Split cycle engines—engines that split the functions of a normal four-cycle piston into two separate but adjacent and complementary pistons—have never been able to match the efficiency and overall function of traditional internal combustion engines, but a new design could change all that. By tweaking the standard split-cycle design with new features like a compressed air tank that captures wasted energy from the system, the Scuderi Group claim not only to have matched the efficiency of the standard four-cycle engine, but to have far surpassed it.
Take an accelerometer, add a microcontroller and display, and watch the dollars fly out of your carburetor
By Dave ProchnowPosted 07.03.2008 at 10:46 am 5 Comments
Pain at the pump continues to reach new levels of misery every day. While most of us can’t afford to trade our current gas guzzler for a more fuel economical model, it would be nice to adopt some new driving skills that will translate into greater fuel economy. But where do you start? How do you know if your current jitney is a fuel sipper or a gas guzzler?
With gas prices going through the roof, yesterday's jalopy could be today's blue-chip used ride
By Mike SpinelliPosted 05.16.2008 at 5:08 pm 6 Comments
A rust-dappled Hyundai for $3,000, a clapped-out Geo Metro for $5,000, and a censurable Ford Festiva for six grand? Welcome to upside-down world. The rising price of dinosaur champagne has already decimated the large-SUV business, and now the realities of gasoline economics are elevating what was once the lowliest segment of the used-car market into Croesus' territory.
More people are buying hybrid cars, but the greener vehicles are still a relative rarity on the road
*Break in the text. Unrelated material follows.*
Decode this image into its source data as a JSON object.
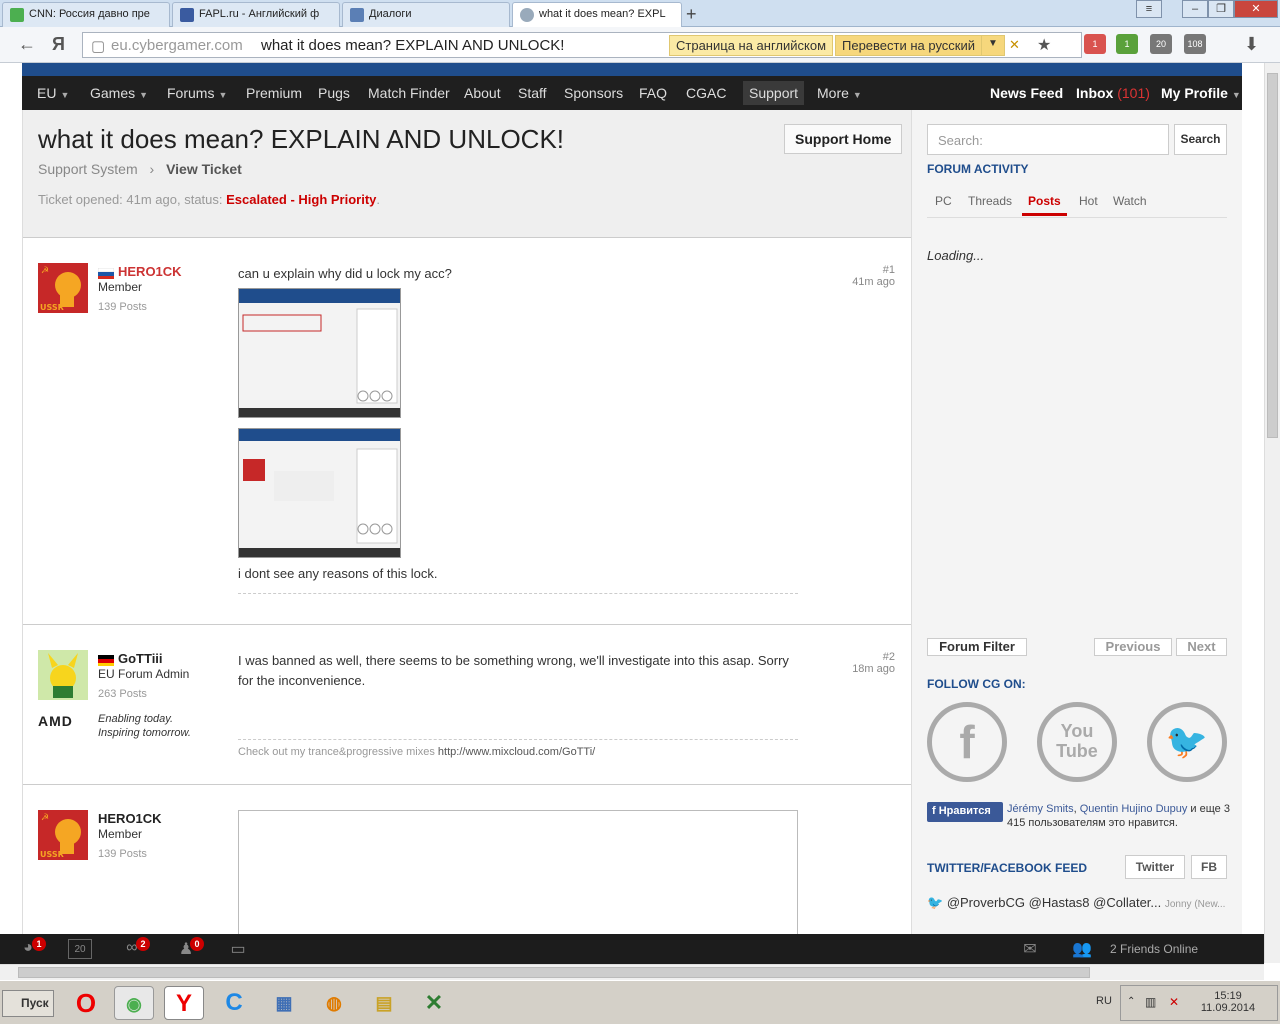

By Gregory MonePosted 04.21.2008 at 11:12 am 0 Comments
In 2007, registrations of new hybrid vehicles jumped by 38 percent to 350,289 vehicles, according to a new report from R.L. Polk & Company. Gee, I wonder why? Maybe it's got something to do with rising prices at the pump, or climate change. Or maybe there's something bigger at play.
The Honda Civic will be the first to get a hybrid powertrain.
By Don ShermanPosted 03.20.2002 at 5:05 pm 0 Comments
Mainstream sedans are ready for their gas-electric acid test. When it hits dealerships this spring, the Honda Civic will be the first to get a hybrid powertrain.
The battery package in the Civic is 42 percent smaller than that of its hybrid sibling, the Insight, which means more room inside.
In our tests near Palm Springs, California, the 1.3-liter four-cylinder powered the car to 60 in a respectable 11 seconds. Expect fuel economy in the high 40s, 10 mpg better than ordinary Civics.